- _TASK DETAILS_: Among the lines below, some may contain the string "true". Say how many do, and give nothing besides the number.

(Dataset rows for apps and sites)
────

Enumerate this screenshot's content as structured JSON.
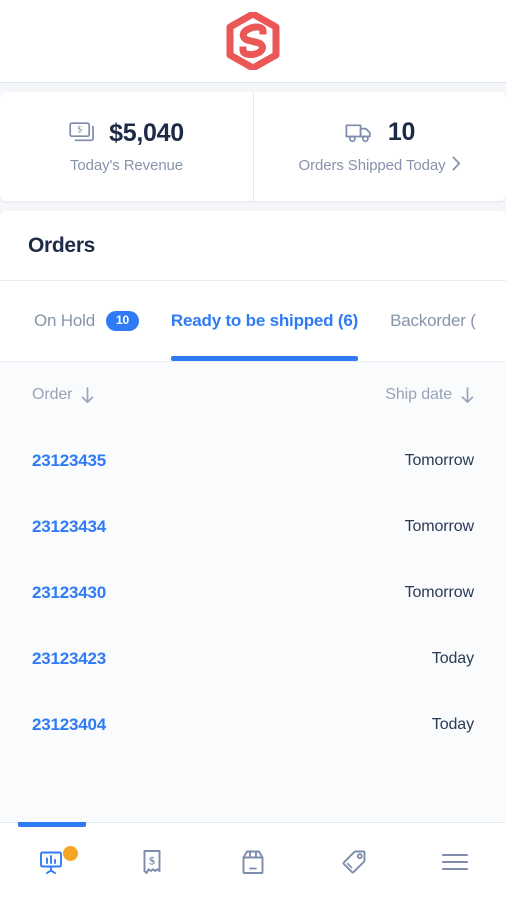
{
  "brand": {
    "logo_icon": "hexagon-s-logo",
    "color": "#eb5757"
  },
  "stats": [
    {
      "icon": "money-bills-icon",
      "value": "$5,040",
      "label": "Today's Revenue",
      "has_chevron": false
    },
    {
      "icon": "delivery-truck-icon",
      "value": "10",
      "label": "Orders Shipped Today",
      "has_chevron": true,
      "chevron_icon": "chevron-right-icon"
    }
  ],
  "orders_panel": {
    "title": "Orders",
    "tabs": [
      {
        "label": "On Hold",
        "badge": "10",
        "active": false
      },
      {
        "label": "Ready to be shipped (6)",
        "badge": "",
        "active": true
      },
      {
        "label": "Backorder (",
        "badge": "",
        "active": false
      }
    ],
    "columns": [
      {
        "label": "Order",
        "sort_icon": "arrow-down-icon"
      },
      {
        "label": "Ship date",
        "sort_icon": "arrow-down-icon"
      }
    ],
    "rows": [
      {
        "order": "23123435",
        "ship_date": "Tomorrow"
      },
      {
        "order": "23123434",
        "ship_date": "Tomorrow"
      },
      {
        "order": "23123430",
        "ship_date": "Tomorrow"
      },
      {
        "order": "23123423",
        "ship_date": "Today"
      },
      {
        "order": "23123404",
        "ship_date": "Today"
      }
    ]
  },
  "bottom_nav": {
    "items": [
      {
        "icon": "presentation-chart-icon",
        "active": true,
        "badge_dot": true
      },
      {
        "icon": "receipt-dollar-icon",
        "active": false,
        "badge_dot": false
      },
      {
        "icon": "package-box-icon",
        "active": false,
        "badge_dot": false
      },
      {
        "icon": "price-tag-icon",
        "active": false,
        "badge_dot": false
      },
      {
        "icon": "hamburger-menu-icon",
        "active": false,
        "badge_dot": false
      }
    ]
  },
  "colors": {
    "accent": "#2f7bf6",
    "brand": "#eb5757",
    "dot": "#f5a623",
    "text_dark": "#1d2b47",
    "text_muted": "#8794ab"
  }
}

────

- _RESULT BELOW_: 4